Find every line in the records below that holds the word "chevron", and copy it out.
%%
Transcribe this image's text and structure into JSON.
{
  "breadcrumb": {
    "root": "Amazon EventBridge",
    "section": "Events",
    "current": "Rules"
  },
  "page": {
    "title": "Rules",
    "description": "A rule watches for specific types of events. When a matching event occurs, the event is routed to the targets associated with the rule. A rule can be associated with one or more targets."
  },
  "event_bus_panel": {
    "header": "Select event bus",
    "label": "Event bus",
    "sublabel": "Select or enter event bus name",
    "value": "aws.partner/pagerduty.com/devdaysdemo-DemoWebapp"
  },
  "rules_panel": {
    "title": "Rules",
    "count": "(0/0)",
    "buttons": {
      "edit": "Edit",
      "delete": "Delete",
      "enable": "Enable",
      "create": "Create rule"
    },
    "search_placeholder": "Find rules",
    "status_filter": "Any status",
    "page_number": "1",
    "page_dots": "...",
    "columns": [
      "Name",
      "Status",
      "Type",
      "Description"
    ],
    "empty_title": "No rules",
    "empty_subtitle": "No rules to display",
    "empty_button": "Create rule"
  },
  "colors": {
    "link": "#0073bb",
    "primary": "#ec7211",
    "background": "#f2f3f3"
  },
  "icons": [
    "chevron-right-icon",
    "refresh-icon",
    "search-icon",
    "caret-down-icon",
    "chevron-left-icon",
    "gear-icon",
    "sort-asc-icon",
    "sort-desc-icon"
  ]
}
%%
## Answer area
    "chevron-right-icon",
    "chevron-left-icon",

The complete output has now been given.